The Cocoa Organic Farmers Association (COFA), is advocating for an institutionalized quality and pricing standard for agricultural produce in Ghana. The group recommends that such standards could be developed by the Ghana Standards Authority for the entire value chain in the agric-sector, such that farmers and produce buyers could be guaranteed of greater satisfaction in their trade.
In furtherance of which, COFA suggests a Legislative instrument is developed and passed to regulate agricultural commodities standardization. Project Coordinator for COFA, Nana Kwame Gyamfi argues that such considerations could lend itself to the Cocoa and maize industry, as ‘a microcosm of Ghana’s agricultural landscape’.This call follows a study conducted by COFA to establish the impact of the absence of a legislative Instrument to guide agricultural commodities standardization using the cocoa and maize supply chain as a microcosm of Ghana’s agricultural landscape. It was aimed at evaluating the existing standards in the cocoa and maize markets in terms of measuring units, grading, and pricing and compare with standards set by Ghana Standards Authority. The study also considered supporting the identification of options for introducing developing a Legislative Instrument with a functional enforcement mechanism, to facilitate new standards in the marketing of maize.
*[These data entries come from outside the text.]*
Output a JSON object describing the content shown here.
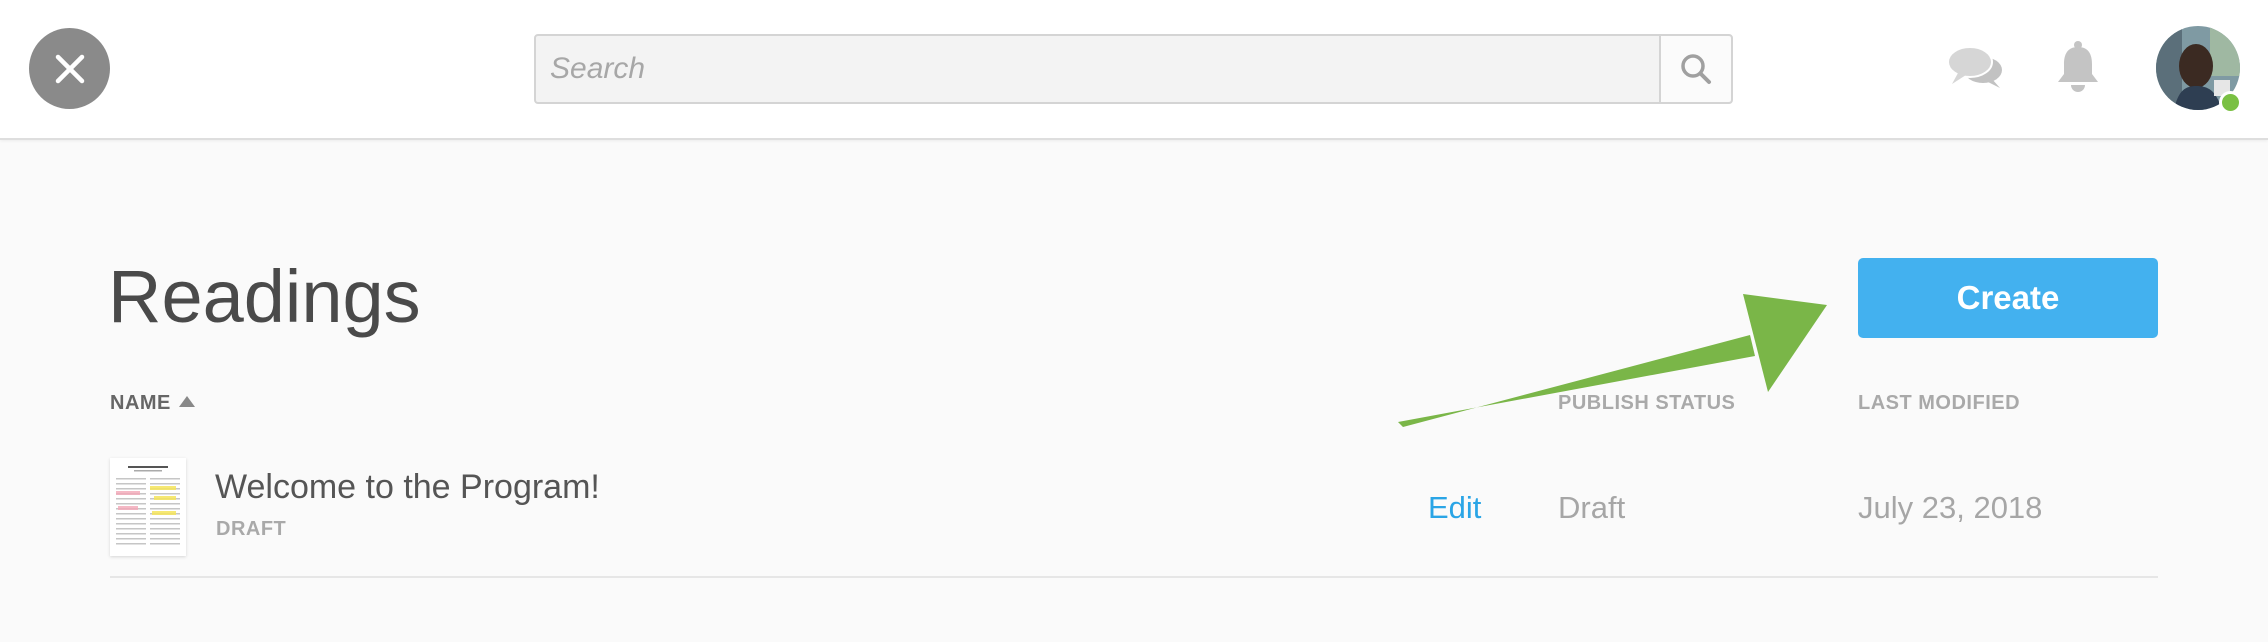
{
  "header": {
    "close_icon": "close-icon",
    "search": {
      "placeholder": "Search",
      "value": ""
    },
    "icons": [
      "search-icon",
      "chat-icon",
      "bell-icon"
    ],
    "avatar": {
      "status": "online",
      "status_color": "#7ac043"
    }
  },
  "main": {
    "title": "Readings",
    "create_label": "Create",
    "columns": {
      "name": "NAME",
      "publish_status": "PUBLISH STATUS",
      "last_modified": "LAST MODIFIED"
    },
    "sort": {
      "column": "name",
      "direction": "ascending"
    },
    "rows": [
      {
        "title": "Welcome to the Program!",
        "subtitle": "DRAFT",
        "edit_label": "Edit",
        "status": "Draft",
        "modified": "July 23, 2018"
      }
    ]
  },
  "annotation": {
    "type": "arrow",
    "color": "#7ab648",
    "points_to": "create-button"
  },
  "colors": {
    "accent": "#43b1ef",
    "link": "#2aa5e6",
    "arrow": "#7ab648"
  }
}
Standards commonly used in Ghana
Findings from the study revealed that the commonest standards and or grades used for agricultural commodities in Ghana are mainly weights and volumes. In cocoa and maize marketing, the most commonly used standard is the weight.
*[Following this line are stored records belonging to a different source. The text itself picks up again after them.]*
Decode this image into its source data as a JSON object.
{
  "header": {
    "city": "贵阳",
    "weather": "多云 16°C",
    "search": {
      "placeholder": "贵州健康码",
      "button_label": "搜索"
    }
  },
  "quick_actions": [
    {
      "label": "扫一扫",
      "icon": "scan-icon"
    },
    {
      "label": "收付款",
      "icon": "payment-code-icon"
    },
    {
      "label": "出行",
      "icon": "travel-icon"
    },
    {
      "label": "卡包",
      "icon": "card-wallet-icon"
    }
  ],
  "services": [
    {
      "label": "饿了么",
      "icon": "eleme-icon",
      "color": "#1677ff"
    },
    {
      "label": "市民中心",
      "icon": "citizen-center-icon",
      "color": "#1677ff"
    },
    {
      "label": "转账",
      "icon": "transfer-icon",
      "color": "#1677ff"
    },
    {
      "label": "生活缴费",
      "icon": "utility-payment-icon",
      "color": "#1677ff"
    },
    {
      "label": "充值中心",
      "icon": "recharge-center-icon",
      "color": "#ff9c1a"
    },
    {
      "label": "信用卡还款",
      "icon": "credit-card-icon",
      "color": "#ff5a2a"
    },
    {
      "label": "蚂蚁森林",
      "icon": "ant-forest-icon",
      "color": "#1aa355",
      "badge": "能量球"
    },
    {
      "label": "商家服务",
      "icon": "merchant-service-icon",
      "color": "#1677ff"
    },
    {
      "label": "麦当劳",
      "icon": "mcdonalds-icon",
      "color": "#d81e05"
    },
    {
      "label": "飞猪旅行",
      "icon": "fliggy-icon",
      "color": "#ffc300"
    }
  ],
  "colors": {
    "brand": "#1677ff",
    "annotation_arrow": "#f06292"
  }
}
Importance of Standardization
The Project Coordinator, Nana Kwame Gyamfi is of the opinion that in the wake of the increasing trade globalization, standards and grades play an essential role by defining the procedures and their effects especially in developing economies.
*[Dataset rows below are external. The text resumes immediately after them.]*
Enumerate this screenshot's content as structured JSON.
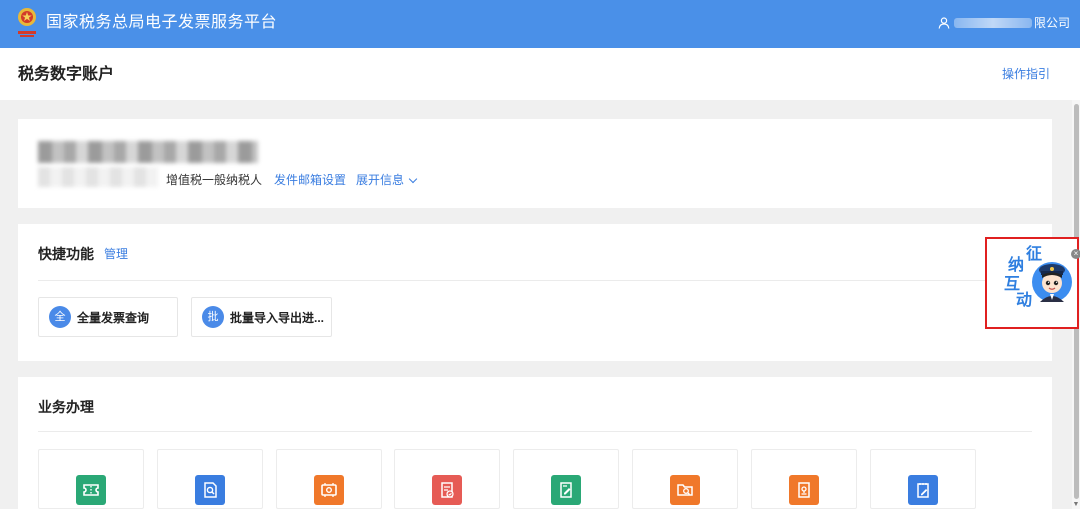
{
  "header": {
    "platform_title": "国家税务总局电子发票服务平台",
    "user_company_suffix": "限公司"
  },
  "subheader": {
    "page_title": "税务数字账户",
    "guide_link": "操作指引"
  },
  "info": {
    "taxpayer_type": "增值税一般纳税人",
    "mail_settings": "发件邮箱设置",
    "expand_info": "展开信息"
  },
  "quick": {
    "title": "快捷功能",
    "manage": "管理",
    "items": [
      {
        "badge": "全",
        "label": "全量发票查询"
      },
      {
        "badge": "批",
        "label": "批量导入导出进..."
      }
    ]
  },
  "business": {
    "title": "业务办理",
    "tiles": [
      {
        "icon": "ticket-icon",
        "color": "#2aa876"
      },
      {
        "icon": "document-search-icon",
        "color": "#3a7de0"
      },
      {
        "icon": "invoice-icon",
        "color": "#f0782a"
      },
      {
        "icon": "document-check-icon",
        "color": "#e65b55"
      },
      {
        "icon": "document-edit-icon",
        "color": "#2aa876"
      },
      {
        "icon": "folder-search-icon",
        "color": "#f0782a"
      },
      {
        "icon": "document-stamp-icon",
        "color": "#f0782a"
      },
      {
        "icon": "notepad-edit-icon",
        "color": "#3a7de0"
      }
    ]
  },
  "float_widget": {
    "chars": [
      "征",
      "纳",
      "互",
      "动"
    ],
    "close": "×",
    "icon": "tax-officer-avatar-icon"
  },
  "colors": {
    "topbar": "#4a90e8",
    "link": "#3a7de0",
    "highlight_border": "#e02020"
  }
}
“Standards and grades serve as strategies for assuring quality and safety of marketers and consumers, niche definition, brand development and market penetration.” “Standardization and grading enable the producer to direct the goods of different qualities towards the market best suited to them. The task of middlemen becomes easy because they can communicate well the characteristics of standardized products to customers,” he added with reference to recent studies.
Mr. Gyamf noted that; “it helps to manage risks associated with human health from contaminants, pest residual and disease-causing organisms”.
Challenges in Enforcing Quality Standards
Nana Gyamfi noted that limited financial and technical capacity to implement food safety and laws or regulations in the case of Ghana, Liberia, and Malawi have been highlighted by the World Food Programme
Other challenges in the case of Ghana are the fragmentation of responsibilities to implement and enforce regulations and laws across different Ministries, Departments and Agencies (MDAs) leading to uncoordinated and ineffective implementation.
Quality Standards of Buyers
The study further identified that “most buyers rely on physical observation in purchases of the commodity without testing”. Challenges from purchasing from smallholders include distant farm locations.
In some instances, buyers were reluctant to contract with farmers to produce quality commodities at agreed prices because companies which purchase from the traders may incur losses if contract prices fall below the agreed prices which may lead to a cancellation of the contract. On the other hand, if prices elsewhere are higher than the agreed price, farmers may sell it there.
Challenges in Institutional Responsibilities in Quality and Standards Development
Nana Gyamfi further noted that poor coordination among the regulatory agencies is a major setback to agricultural commodities market standardization.
Whereas some Regulatory agencies belong to different Ministries and Departments which affect their ability to effectively harmonize implementation, approaches, and enforcement of regulations developed by GSA others are centralized with limited representation at the Metropolitan, Municipal, and District Assemblies.
In order to support the effective enforcement of standards, Nana Gyamfi has recommended the commitment of Government to support institutions effectively deliver on their regulatory mandate,
Nana Kwame Gyamfi has therefore called “not only education along the agricultural value chain but also a Legislative Instrument to enforce compliance and coordinate the activities of all institutions involved.”
The Project Coordinator expressed gratitude to the BUSAC Fund for their financial support to COFA to conduct the study as part of the activities needed to pursue evidence-based advocacy for “legislative Instrument (LI) to regulate agricultural commodities standardization”.